Fifteen men charged over beheadings of female hikers in Morocco
Fifteen people have been charged in connection with the murders of two Scandinavian university students in Morocco.
Prosecutors said they had filed preliminary terrorism charges against the men on Sunday.
These include forming a gang to prepare and commit terrorist acts and premeditated murder.
Three of the suspects also face charges for allegedly urging the others to commit acts of terrorism.
The charges come after the bodies of 28-year-old Norwegian Maren Ueland and 24-year-old Louisa Vesterager Jespersen from Denmark were found by other tourists in an isolated area of Morocco’s High Atlas mountains on 17 December.
Authorities say they had both been beheaded.
Twenty people have been arrested in the case so far, the latest being a Swiss man who lives in Morocco, who is accused of training the murderers.
The 15 suspects who have been charged have been referred to an investigating judge who handles terrorism cases.
More of the suspects are expected to be charged this week.
At least four of the suspects belonged to a group inspired by Islamic State but none of them had contact with its members in Syria or Iraq, Morocco’s counter-terrorism chief Abdelhak Khiam said during the weekend.
Investigators suspect that the Moroccan group’s leader was Abdessamad Ejjoud, a 25-year-old street vendor who was seen in a video filmed a week before the murders in which the four main suspects pledge allegiance to an IS leader.
Both of the victims lived in southern Norway, where they had attended university.
Their bodies were returned to their homelands before Christmas.
Danish and Norwegian leaders have both condemned the killings and Moroccan prime minister Saad Eddine El Othmani has described them as a “stab in the back of Morocco and Moroccans”.
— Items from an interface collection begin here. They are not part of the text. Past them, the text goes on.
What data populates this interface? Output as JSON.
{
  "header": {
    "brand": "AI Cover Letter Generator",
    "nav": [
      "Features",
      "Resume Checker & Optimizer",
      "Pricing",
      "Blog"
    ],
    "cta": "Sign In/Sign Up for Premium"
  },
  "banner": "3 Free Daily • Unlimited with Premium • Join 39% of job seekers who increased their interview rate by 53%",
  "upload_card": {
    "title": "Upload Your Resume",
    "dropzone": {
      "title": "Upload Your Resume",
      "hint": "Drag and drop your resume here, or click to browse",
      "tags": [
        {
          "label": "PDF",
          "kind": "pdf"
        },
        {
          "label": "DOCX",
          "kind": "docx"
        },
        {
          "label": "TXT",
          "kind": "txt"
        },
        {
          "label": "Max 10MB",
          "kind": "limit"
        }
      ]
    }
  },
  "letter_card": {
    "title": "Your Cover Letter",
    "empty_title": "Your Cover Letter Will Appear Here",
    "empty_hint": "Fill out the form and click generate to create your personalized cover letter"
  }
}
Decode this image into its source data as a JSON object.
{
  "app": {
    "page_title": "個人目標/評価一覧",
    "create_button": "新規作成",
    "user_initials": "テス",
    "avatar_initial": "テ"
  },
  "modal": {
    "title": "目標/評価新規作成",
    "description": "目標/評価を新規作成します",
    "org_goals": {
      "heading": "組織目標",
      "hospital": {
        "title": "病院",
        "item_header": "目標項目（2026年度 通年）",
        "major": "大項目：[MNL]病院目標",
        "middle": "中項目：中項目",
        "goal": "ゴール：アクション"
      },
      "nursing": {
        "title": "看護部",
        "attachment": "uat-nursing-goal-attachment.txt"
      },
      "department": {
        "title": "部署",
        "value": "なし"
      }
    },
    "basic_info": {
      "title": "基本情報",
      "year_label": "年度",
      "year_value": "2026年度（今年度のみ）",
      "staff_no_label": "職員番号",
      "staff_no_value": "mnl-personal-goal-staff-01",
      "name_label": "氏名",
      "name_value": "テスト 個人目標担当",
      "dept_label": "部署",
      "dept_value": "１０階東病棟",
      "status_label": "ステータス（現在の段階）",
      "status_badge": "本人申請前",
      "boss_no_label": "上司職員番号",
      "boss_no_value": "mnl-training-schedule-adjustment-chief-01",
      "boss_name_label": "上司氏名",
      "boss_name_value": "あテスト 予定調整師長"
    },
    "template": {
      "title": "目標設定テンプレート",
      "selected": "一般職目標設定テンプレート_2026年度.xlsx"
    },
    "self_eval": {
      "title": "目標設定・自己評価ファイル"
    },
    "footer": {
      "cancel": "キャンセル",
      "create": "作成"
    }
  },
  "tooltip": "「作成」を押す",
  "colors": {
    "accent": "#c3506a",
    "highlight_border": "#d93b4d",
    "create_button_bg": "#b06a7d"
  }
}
Tourism accounts for 10% of Morocco’s national income and the country has generally been safe from jihadist attacks since a 2011 bombing in Marrakech killed 17 people, most of them European tourists.